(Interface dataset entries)
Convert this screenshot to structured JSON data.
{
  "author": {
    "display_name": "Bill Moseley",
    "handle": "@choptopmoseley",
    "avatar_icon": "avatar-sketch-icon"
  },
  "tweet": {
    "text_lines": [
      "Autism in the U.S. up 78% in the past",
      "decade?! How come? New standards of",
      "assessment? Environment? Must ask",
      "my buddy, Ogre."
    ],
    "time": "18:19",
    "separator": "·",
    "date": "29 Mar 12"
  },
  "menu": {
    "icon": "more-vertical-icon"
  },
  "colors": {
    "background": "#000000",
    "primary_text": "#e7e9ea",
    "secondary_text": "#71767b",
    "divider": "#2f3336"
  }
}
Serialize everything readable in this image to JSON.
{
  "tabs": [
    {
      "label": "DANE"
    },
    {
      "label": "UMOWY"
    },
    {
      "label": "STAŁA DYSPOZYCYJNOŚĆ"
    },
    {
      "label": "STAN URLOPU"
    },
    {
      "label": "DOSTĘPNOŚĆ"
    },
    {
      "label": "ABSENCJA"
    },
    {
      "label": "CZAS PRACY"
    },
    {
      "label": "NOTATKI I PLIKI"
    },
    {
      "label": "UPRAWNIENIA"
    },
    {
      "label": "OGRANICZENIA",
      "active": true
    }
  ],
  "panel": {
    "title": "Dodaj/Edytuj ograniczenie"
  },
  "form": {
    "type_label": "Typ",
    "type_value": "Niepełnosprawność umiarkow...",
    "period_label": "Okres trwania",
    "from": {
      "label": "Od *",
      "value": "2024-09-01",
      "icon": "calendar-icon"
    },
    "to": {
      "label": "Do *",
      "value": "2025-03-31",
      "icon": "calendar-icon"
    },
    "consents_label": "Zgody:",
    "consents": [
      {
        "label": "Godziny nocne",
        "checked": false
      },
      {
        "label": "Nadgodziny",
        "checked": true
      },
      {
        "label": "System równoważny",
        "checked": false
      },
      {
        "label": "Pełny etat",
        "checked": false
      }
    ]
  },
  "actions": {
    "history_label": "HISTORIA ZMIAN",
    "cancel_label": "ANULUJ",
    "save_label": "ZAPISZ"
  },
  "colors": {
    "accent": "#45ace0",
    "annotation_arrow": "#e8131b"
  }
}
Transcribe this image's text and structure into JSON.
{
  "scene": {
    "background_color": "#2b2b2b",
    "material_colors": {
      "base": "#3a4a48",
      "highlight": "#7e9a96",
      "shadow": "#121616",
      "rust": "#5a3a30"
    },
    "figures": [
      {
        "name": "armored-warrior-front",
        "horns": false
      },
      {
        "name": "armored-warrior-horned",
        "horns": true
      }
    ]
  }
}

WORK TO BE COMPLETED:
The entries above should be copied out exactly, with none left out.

SOLUTION:
Convert this screenshot to structured JSON data.
{
  "author": {
    "display_name": "Bill Moseley",
    "handle": "@choptopmoseley",
    "avatar_icon": "avatar-sketch-icon"
  },
  "tweet": {
    "text_lines": [
      "Autism in the U.S. up 78% in the past",
      "decade?! How come? New standards of",
      "assessment? Environment? Must ask",
      "my buddy, Ogre."
    ],
    "time": "18:19",
    "separator": "·",
    "date": "29 Mar 12"
  },
  "menu": {
    "icon": "more-vertical-icon"
  },
  "colors": {
    "background": "#000000",
    "primary_text": "#e7e9ea",
    "secondary_text": "#71767b",
    "divider": "#2f3336"
  }
}
Serialize everything readable in this image to JSON.
{
  "tabs": [
    {
      "label": "DANE"
    },
    {
      "label": "UMOWY"
    },
    {
      "label": "STAŁA DYSPOZYCYJNOŚĆ"
    },
    {
      "label": "STAN URLOPU"
    },
    {
      "label": "DOSTĘPNOŚĆ"
    },
    {
      "label": "ABSENCJA"
    },
    {
      "label": "CZAS PRACY"
    },
    {
      "label": "NOTATKI I PLIKI"
    },
    {
      "label": "UPRAWNIENIA"
    },
    {
      "label": "OGRANICZENIA",
      "active": true
    }
  ],
  "panel": {
    "title": "Dodaj/Edytuj ograniczenie"
  },
  "form": {
    "type_label": "Typ",
    "type_value": "Niepełnosprawność umiarkow...",
    "period_label": "Okres trwania",
    "from": {
      "label": "Od *",
      "value": "2024-09-01",
      "icon": "calendar-icon"
    },
    "to": {
      "label": "Do *",
      "value": "2025-03-31",
      "icon": "calendar-icon"
    },
    "consents_label": "Zgody:",
    "consents": [
      {
        "label": "Godziny nocne",
        "checked": false
      },
      {
        "label": "Nadgodziny",
        "checked": true
      },
      {
        "label": "System równoważny",
        "checked": false
      },
      {
        "label": "Pełny etat",
        "checked": false
      }
    ]
  },
  "actions": {
    "history_label": "HISTORIA ZMIAN",
    "cancel_label": "ANULUJ",
    "save_label": "ZAPISZ"
  },
  "colors": {
    "accent": "#45ace0",
    "annotation_arrow": "#e8131b"
  }
}
Transcribe this image's text and structure into JSON.
{
  "scene": {
    "background_color": "#2b2b2b",
    "material_colors": {
      "base": "#3a4a48",
      "highlight": "#7e9a96",
      "shadow": "#121616",
      "rust": "#5a3a30"
    },
    "figures": [
      {
        "name": "armored-warrior-front",
        "horns": false
      },
      {
        "name": "armored-warrior-horned",
        "horns": true
      }
    ]
  }
}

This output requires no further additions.